→ **PROBLEM TO SOLVE**
What is needed here is an exact copy of all the entries below.

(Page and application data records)
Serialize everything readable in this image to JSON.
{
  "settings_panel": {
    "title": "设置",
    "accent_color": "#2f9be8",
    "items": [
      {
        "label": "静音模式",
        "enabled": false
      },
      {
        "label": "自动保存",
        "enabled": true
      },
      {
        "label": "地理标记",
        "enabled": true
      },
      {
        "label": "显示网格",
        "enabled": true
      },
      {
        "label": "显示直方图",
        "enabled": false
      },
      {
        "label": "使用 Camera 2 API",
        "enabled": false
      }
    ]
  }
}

→ **REPLY TO THE TASK**
Serialize everything readable in this image to JSON.
{
  "settings_panel": {
    "title": "设置",
    "accent_color": "#2f9be8",
    "items": [
      {
        "label": "静音模式",
        "enabled": false
      },
      {
        "label": "自动保存",
        "enabled": true
      },
      {
        "label": "地理标记",
        "enabled": true
      },
      {
        "label": "显示网格",
        "enabled": true
      },
      {
        "label": "显示直方图",
        "enabled": false
      },
      {
        "label": "使用 Camera 2 API",
        "enabled": false
      }
    ]
  }
}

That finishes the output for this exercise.